The success of treatment for delayed cerebral ischemia is time dependent, and neuronal monitoring methods that can detect early subclinical levels of cerebral ischemia may improve overall treatment results. Cerebral microdialysis may represent such a method. The authors' goal was to characterize patterns of markers of energy metabolism (glucose, pyruvate, and lactate) and neuronal injury (glutamate and glycerol) in patients with subarachnoid hemorrhage (SAH), in whom ischemia was or was not suspected.
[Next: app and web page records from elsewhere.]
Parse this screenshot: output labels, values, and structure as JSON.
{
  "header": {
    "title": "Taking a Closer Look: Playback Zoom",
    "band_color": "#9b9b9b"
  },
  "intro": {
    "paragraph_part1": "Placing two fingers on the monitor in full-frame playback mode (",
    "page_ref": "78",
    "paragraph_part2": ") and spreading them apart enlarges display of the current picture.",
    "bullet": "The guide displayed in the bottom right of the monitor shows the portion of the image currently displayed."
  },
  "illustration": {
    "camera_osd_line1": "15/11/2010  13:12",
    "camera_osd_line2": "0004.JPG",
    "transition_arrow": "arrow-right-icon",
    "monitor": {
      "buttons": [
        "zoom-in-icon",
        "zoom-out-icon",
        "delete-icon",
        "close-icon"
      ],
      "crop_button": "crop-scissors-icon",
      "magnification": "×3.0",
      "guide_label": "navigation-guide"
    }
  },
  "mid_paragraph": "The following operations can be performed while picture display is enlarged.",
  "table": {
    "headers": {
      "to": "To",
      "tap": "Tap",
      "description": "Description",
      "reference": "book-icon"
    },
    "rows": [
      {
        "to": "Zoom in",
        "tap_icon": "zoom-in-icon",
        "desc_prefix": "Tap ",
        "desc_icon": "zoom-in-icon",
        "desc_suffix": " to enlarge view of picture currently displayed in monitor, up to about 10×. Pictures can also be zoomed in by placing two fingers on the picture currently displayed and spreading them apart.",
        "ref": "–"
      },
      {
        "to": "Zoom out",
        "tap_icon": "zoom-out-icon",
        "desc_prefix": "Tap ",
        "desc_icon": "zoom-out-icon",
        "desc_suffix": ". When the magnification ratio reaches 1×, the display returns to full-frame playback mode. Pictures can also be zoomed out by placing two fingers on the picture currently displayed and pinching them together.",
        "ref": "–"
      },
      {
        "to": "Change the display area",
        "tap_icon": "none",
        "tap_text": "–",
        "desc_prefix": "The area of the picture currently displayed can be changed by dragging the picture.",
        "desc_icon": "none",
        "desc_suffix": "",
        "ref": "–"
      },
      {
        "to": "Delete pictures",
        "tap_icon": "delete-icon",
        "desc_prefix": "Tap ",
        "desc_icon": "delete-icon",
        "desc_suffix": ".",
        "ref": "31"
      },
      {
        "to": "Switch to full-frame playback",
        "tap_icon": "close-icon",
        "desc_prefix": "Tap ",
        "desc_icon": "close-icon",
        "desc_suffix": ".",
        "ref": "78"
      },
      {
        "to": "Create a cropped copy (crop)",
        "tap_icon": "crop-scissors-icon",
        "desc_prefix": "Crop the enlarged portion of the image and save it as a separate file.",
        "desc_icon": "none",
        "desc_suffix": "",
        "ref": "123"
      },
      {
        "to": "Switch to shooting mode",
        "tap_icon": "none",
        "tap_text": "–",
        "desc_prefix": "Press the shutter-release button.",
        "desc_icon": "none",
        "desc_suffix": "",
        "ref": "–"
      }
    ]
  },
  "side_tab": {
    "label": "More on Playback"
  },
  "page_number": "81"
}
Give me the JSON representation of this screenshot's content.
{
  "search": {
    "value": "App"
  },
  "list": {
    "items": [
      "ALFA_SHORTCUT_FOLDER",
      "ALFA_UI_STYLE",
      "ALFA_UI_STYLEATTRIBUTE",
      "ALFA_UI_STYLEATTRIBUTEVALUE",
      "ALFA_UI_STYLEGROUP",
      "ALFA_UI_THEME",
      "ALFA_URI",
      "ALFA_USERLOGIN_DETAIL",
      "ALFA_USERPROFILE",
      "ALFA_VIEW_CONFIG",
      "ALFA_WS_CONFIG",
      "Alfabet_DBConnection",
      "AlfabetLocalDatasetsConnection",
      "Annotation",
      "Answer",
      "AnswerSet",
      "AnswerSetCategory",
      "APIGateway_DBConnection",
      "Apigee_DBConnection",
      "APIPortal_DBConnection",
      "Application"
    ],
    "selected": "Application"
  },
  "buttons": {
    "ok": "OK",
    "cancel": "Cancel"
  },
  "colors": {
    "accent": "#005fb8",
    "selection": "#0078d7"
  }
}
By using low-flow intracerebral microdialysis monitoring, central nervous system extracellular fluid concentrations of glucose, pyruvate, lactate, glutamate, and glycerol were determined in 46 patients suffering from poor-grade SAH. The results in two subgroups were analyzed: those patients with no clinical or radiological signs of cerebral ischemia (14 patients) and those who succumbed to brain death (five patients). Significantly lower levels of energy substrates and significantly higher levels of lactate and neuronal injury markers were observed in patients with severe and complete ischemia when compared with patients without symptoms of ischemia (glucose 0 compared with 2.12+/-0.15 mmol/L; pyruvate 0 compared with 151+/-11.5 micromol; lactate 6.57+/-1.07 compared with 3.06+/-0.32 mmol/L; glycerol 639+/-91 compared with 81.6+/-12.4 micromol; and glutamate 339+/-53.4 compared with 14+/-3.33 micromol). Immediately after catheter placement, glutamate concentrations declined over the first 4 to 6 hours to reach stable values. The remaining parameters exhibited stable values after 1 to 2 hours.
The results confirm that intracerebral microdialysis monitoring of patients with SAH can be used to detect patterns of cerebral ischemia. The wide range from normal to severe ischemic values calls for additional studies to characterize further incomplete and possible subclinical levels of ischemia.